Abstract: Sudden unexpected natural death (SUND) was uncommon in our environment; with the adoption of western life style and societal pressures this mode of death is becoming more common. Understanding the causes of sudden natural death is important for prevention and improving treatment outcomes. Aim: The aim of this study was to describe the demographic data, the immediate cause of death and associated risk factors in the sudden unexpected natural death (SUND) cases in Imo state. Methodology: The archived case notes, Post-mortem registers and reports in the data bases of Departments of Pathology and Medical records and Biostastics of Federal Medical Centre (FMC) Owerri were used as the sources of data for this study from January 2003 to December 2012. Full post-mortem examinations were performed by consultant pathologists in the department using laid down protocols. Results: The male to female ratio was 3.3:1 with mean age of 45.2 ± 17.0. The age range was 15 to 80 years. The peak age of incidence was in the 41-50 years age group. The leading causes of SUND were the cardiovascular system (CVS) 55.4%, followed by central nervous system (CNS) which made up 23.1%, gastrointestinal system (GIT) constituted 8.5%, the Respiratory system (4.2%), Vascular disorder (4.2%) and undetermined causes (6.4%). The associated risk factors included dietary factors 14 cases (29.8%), alcohol use 9 cases (19.15%), cigarette smoking (17.02%), Diabetes mellitus 6 cases (12.76%), family history 5 cases (10.64%), those without associated factors 3 cases (6.38%) and congenital anomalies 2 cases (4.25%). Conclusion: In Nigeria, with increased western lifestyle, changes in dietary habits and rise in socioeconomic status, cardiovascular diseases especially complications of hypertension has become the most important cause of sudden unexpected natural death in our society.
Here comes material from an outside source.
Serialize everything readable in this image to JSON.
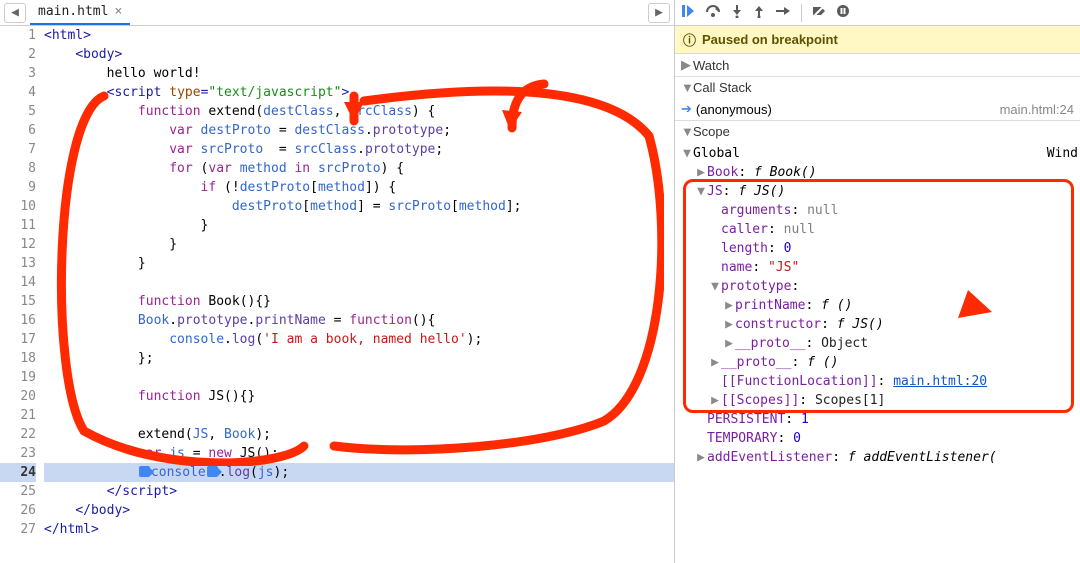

This calls for immediate and effective management of hypertension through effective clinical and public health policy implementation.
Nnadi IG, Egeguru RO and Nwokeji CM